-- Entries supplied follows --

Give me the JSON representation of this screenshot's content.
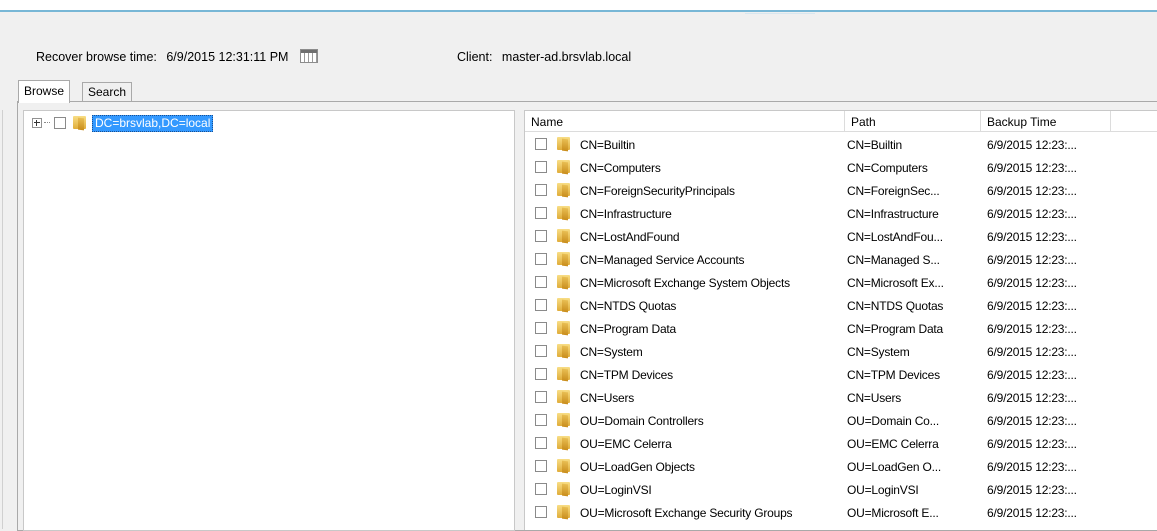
{
  "header": {
    "recover_label": "Recover browse time:",
    "recover_value": "6/9/2015 12:31:11 PM",
    "client_label": "Client:",
    "client_value": "master-ad.brsvlab.local"
  },
  "tabs": [
    {
      "label": "Browse",
      "active": true
    },
    {
      "label": "Search",
      "active": false
    }
  ],
  "tree": {
    "root_label": "DC=brsvlab,DC=local"
  },
  "list": {
    "columns": [
      "Name",
      "Path",
      "Backup Time"
    ],
    "rows": [
      {
        "name": "CN=Builtin",
        "path": "CN=Builtin",
        "time": "6/9/2015 12:23:..."
      },
      {
        "name": "CN=Computers",
        "path": "CN=Computers",
        "time": "6/9/2015 12:23:..."
      },
      {
        "name": "CN=ForeignSecurityPrincipals",
        "path": "CN=ForeignSec...",
        "time": "6/9/2015 12:23:..."
      },
      {
        "name": "CN=Infrastructure",
        "path": "CN=Infrastructure",
        "time": "6/9/2015 12:23:..."
      },
      {
        "name": "CN=LostAndFound",
        "path": "CN=LostAndFou...",
        "time": "6/9/2015 12:23:..."
      },
      {
        "name": "CN=Managed Service Accounts",
        "path": "CN=Managed S...",
        "time": "6/9/2015 12:23:..."
      },
      {
        "name": "CN=Microsoft Exchange System Objects",
        "path": "CN=Microsoft Ex...",
        "time": "6/9/2015 12:23:..."
      },
      {
        "name": "CN=NTDS Quotas",
        "path": "CN=NTDS Quotas",
        "time": "6/9/2015 12:23:..."
      },
      {
        "name": "CN=Program Data",
        "path": "CN=Program Data",
        "time": "6/9/2015 12:23:..."
      },
      {
        "name": "CN=System",
        "path": "CN=System",
        "time": "6/9/2015 12:23:..."
      },
      {
        "name": "CN=TPM Devices",
        "path": "CN=TPM Devices",
        "time": "6/9/2015 12:23:..."
      },
      {
        "name": "CN=Users",
        "path": "CN=Users",
        "time": "6/9/2015 12:23:..."
      },
      {
        "name": "OU=Domain Controllers",
        "path": "OU=Domain Co...",
        "time": "6/9/2015 12:23:..."
      },
      {
        "name": "OU=EMC Celerra",
        "path": "OU=EMC Celerra",
        "time": "6/9/2015 12:23:..."
      },
      {
        "name": "OU=LoadGen Objects",
        "path": "OU=LoadGen O...",
        "time": "6/9/2015 12:23:..."
      },
      {
        "name": "OU=LoginVSI",
        "path": "OU=LoginVSI",
        "time": "6/9/2015 12:23:..."
      },
      {
        "name": "OU=Microsoft Exchange Security Groups",
        "path": "OU=Microsoft E...",
        "time": "6/9/2015 12:23:..."
      }
    ]
  }
}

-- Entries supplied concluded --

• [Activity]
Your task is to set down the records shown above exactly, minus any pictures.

• [Worked solution]
Give me the JSON representation of this screenshot's content.
{
  "header": {
    "recover_label": "Recover browse time:",
    "recover_value": "6/9/2015 12:31:11 PM",
    "client_label": "Client:",
    "client_value": "master-ad.brsvlab.local"
  },
  "tabs": [
    {
      "label": "Browse",
      "active": true
    },
    {
      "label": "Search",
      "active": false
    }
  ],
  "tree": {
    "root_label": "DC=brsvlab,DC=local"
  },
  "list": {
    "columns": [
      "Name",
      "Path",
      "Backup Time"
    ],
    "rows": [
      {
        "name": "CN=Builtin",
        "path": "CN=Builtin",
        "time": "6/9/2015 12:23:..."
      },
      {
        "name": "CN=Computers",
        "path": "CN=Computers",
        "time": "6/9/2015 12:23:..."
      },
      {
        "name": "CN=ForeignSecurityPrincipals",
        "path": "CN=ForeignSec...",
        "time": "6/9/2015 12:23:..."
      },
      {
        "name": "CN=Infrastructure",
        "path": "CN=Infrastructure",
        "time": "6/9/2015 12:23:..."
      },
      {
        "name": "CN=LostAndFound",
        "path": "CN=LostAndFou...",
        "time": "6/9/2015 12:23:..."
      },
      {
        "name": "CN=Managed Service Accounts",
        "path": "CN=Managed S...",
        "time": "6/9/2015 12:23:..."
      },
      {
        "name": "CN=Microsoft Exchange System Objects",
        "path": "CN=Microsoft Ex...",
        "time": "6/9/2015 12:23:..."
      },
      {
        "name": "CN=NTDS Quotas",
        "path": "CN=NTDS Quotas",
        "time": "6/9/2015 12:23:..."
      },
      {
        "name": "CN=Program Data",
        "path": "CN=Program Data",
        "time": "6/9/2015 12:23:..."
      },
      {
        "name": "CN=System",
        "path": "CN=System",
        "time": "6/9/2015 12:23:..."
      },
      {
        "name": "CN=TPM Devices",
        "path": "CN=TPM Devices",
        "time": "6/9/2015 12:23:..."
      },
      {
        "name": "CN=Users",
        "path": "CN=Users",
        "time": "6/9/2015 12:23:..."
      },
      {
        "name": "OU=Domain Controllers",
        "path": "OU=Domain Co...",
        "time": "6/9/2015 12:23:..."
      },
      {
        "name": "OU=EMC Celerra",
        "path": "OU=EMC Celerra",
        "time": "6/9/2015 12:23:..."
      },
      {
        "name": "OU=LoadGen Objects",
        "path": "OU=LoadGen O...",
        "time": "6/9/2015 12:23:..."
      },
      {
        "name": "OU=LoginVSI",
        "path": "OU=LoginVSI",
        "time": "6/9/2015 12:23:..."
      },
      {
        "name": "OU=Microsoft Exchange Security Groups",
        "path": "OU=Microsoft E...",
        "time": "6/9/2015 12:23:..."
      }
    ]
  }
}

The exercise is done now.